Archive for April, 2009
So Arlen Specter has finally taken off his elephant suit. It was probably about time; he could never be reliably counted on to actually stop a lot of President Obama and the Democrat’s measures to transform American society. On many issues, there was often the possibility that he (and a couple other North Eastern Republicans) could go along with the Democrats. It is no consolation that sometimes he’ll vote with his former party.
This is the second time that a member of the national legislature has switched parties soon after an election. The last time, Senator Jefferies became an independent rather than totally joining the Democrats, but Jefferies defection had a more immediate impact, changing the way things were done in the Senate. This time, at least, the defection doesn’t significantly weaken the Republicans.

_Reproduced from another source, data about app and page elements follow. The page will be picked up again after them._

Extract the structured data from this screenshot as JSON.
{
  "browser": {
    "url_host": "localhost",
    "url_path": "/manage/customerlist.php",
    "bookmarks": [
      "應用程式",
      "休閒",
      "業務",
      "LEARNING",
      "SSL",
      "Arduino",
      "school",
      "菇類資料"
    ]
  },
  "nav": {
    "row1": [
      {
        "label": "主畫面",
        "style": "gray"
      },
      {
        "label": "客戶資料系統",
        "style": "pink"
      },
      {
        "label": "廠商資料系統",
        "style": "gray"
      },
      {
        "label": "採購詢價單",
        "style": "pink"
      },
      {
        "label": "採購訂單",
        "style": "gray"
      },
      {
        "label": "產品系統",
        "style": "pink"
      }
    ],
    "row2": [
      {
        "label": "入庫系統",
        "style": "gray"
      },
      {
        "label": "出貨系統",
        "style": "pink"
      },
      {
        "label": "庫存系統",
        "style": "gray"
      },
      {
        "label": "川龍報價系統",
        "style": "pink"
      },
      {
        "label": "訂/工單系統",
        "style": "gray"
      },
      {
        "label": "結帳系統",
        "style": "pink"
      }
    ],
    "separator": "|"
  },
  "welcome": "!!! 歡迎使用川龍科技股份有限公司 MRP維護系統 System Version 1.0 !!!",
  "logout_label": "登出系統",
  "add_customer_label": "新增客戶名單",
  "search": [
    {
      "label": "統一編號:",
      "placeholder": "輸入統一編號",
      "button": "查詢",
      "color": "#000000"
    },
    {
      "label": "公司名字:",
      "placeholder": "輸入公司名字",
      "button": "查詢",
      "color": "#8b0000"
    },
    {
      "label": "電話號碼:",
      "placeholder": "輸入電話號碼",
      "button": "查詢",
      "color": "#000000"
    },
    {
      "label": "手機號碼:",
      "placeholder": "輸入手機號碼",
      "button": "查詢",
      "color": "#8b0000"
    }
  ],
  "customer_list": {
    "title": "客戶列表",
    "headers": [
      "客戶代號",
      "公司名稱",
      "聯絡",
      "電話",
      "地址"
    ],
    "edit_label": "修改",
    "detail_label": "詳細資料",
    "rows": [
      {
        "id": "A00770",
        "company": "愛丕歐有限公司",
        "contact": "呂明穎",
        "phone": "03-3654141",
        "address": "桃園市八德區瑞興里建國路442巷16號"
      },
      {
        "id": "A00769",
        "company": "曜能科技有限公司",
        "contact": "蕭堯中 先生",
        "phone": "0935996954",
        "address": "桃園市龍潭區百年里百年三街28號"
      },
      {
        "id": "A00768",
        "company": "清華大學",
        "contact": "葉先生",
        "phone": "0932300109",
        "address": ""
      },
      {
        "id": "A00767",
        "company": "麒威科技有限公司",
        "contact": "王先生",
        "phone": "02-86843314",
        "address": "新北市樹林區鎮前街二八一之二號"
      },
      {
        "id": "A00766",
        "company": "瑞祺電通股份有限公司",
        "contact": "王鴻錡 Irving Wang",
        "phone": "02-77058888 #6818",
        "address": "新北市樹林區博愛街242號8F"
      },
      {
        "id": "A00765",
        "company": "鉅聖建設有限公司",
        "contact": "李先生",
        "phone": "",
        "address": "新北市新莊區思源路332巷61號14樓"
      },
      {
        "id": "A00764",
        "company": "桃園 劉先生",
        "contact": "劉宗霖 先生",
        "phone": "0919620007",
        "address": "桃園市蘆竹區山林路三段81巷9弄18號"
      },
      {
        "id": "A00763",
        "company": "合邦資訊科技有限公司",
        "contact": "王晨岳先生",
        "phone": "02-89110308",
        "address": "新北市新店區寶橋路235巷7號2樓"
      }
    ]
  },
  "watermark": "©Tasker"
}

The above article from the Economist misses a crucial point in its analysis of Specter’s defection. In such a defection, and in Republican defeats in the North East (for example, there are no longer any Republicans from New England in the House), all the Economist can see is party. Such an analysis misses out on the ideological aspects of the issue. In the Republican defeats, all the Economist can see is the weakening of a party. What it misses, however, is that the Republicans who lost in the North East were all of Specter’s ilk: what Rush Limbaugh and others often call “Democrat Lite.” They are Republicans who try to win elections by being more like Democrats, rather than Republicans actually running as Republicans. From a typical voter’s perspective, why would I vote for a Democrat-Lite Republican when I can vote for the real thing?
In the North East and other parts of the country where Democrats have been dominating, the Republican party needs to actually provide an alternative to the Democratic party line. They need to explain to the American people why they should be elected over Democrats, what they’re going to do differently, and why their ideas will actually work.
The Economist suggests that it is the Republican party moving right that caused Specter’s separation from his state party and subsequent defection. This, however, has the cause and effect backwards. It is the Republican party elite’s insistance on moving the party to the left that has caused the loss of North Eastern states: many Conservatives would rather stay home than vote for a liberal Republican, and Democrats aren’t going to vote for a Republican at all.
It is because of this reality that Specter has to change parties: he will no longer be able to win as a Republican, since he was basically a Democrat anyways.
I became aware of the above story while listening to Mark Levin’s radio show today; I haven’t decided if I like his show (although Liberty and Tyranny is an excellent read), mainly because he yells a little too much for my tastes. Anyway, he played a clip on his April 17th show from Keith Olberman’s show on MSNBC, in which Olberman was interviewing Janeane Garafalo about the Tax Day Tea Parties.
Exactly why Garafalo was on the show I’m not sure, and it should be evident from the clip and transcript linked to above that she had no idea what she was talking about. Read the rest of this entry »
The first post of my analysis of Alexis de Tocqueville’s Democracy in America, covering the first part of the Introductory chapter, is up at DeTocqueville.US. The article looks at the development of democracy in Europe, especially France. The second article, which I will have up this weekend, will finish out the introduction.
Alexis de Tocqueville’s 1835 book Democracy in America has been coming up a lot recently on conservative talk shows (such as Rush Limbaugh) and in books (such as Mark R. Levin’s Liberty and Tyranny), especially as it relates to conservative principles, and I realized that while I am familiar with de Tocqueville in a general sense, I’ve never actually read the book. In order to study the book and share my findings, I started a new website, detocqueville.us.
The project will be a read-through of the book with commentary of both a historical and contemporary nature. I’d also like to get a discussion going about the book, especially about how de Tocqueville’s analysis of American government compares to today, so please leave comments and such at the site. I’ll put up a post here at rosenguild.com when I have the first substantive article up; I’m hoping to do about one chapter a week (or more if a chapter is shorter, or I end up with more time).